Num_digits is a number specifying the precision of the truncation. The default value for num_digits is 0 (zero).
Remark
TRUNC and INT are similar in that both return integers. TRUNC removes the fractional part of the number. INT rounds numbers down to the nearest integer based on the value of the fractional part of the number. INT and TRUNC are different only when using negative numbers:
TRUNC(4.3)
returns 4, but
INT(4.3)
returns 5 because 5 is the lower number.
Example
The example may be easier to understand if you copy it to a blank worksheet.
How to copy an example
 Create a blank workbook or worksheet.
 Select the example in the Help topic.
Note Do not select the row or column headers.
Selecting an example from Help
 Press CTRL+C.
 In the worksheet, select cell A1, and press CTRL+V.
 To switch between viewing the results and viewing the formulas that return the results, press CTRL+` (grave accent), or on the Formulas tab, in the Formula Auditing group, click the Show Formulas button.

A

B

Formula

Description (Result)

=TRUNC(8.9)

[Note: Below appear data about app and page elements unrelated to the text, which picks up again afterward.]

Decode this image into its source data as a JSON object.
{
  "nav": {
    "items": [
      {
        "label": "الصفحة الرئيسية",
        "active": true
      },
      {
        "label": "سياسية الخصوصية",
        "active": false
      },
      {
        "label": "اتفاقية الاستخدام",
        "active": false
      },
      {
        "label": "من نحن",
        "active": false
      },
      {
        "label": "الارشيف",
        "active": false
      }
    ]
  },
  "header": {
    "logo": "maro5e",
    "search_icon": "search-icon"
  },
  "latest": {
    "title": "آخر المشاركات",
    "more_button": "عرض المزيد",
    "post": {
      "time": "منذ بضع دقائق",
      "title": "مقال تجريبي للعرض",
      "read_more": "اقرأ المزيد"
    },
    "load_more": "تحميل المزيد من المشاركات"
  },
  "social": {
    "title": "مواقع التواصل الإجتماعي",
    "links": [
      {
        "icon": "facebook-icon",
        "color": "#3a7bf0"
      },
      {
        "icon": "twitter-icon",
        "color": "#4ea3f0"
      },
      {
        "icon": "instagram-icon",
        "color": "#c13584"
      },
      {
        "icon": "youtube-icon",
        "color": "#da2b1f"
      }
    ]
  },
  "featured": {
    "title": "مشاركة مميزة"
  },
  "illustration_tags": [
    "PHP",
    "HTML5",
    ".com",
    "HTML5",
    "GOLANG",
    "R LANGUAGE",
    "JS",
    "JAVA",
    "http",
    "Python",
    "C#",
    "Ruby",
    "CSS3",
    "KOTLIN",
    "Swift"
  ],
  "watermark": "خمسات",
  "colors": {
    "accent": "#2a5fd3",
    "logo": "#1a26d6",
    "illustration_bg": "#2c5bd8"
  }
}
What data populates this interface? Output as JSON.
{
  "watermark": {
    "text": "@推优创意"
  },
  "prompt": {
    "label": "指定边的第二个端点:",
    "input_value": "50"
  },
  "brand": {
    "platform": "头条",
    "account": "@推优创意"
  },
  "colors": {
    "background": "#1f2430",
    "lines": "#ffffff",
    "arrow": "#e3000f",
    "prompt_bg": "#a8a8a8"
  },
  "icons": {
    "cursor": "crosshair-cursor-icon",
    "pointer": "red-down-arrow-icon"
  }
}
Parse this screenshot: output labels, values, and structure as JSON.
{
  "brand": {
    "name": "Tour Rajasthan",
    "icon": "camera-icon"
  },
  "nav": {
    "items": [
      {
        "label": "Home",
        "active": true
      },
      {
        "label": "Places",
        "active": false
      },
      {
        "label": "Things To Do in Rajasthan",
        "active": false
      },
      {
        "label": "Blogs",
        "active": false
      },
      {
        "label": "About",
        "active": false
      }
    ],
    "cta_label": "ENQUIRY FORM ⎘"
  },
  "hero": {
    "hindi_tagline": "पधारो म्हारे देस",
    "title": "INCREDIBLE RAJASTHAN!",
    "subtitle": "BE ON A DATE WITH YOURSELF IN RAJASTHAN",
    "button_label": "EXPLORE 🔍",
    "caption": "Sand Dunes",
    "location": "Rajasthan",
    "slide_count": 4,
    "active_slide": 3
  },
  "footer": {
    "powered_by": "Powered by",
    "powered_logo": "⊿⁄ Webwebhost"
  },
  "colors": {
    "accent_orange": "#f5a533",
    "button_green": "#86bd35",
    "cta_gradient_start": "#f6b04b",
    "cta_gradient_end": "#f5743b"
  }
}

Integer part of 8.9 (8)

=TRUNC(8.9)

Integer part of 8.9 (8)

=TRUNC(PI())

Integer part of pi (3)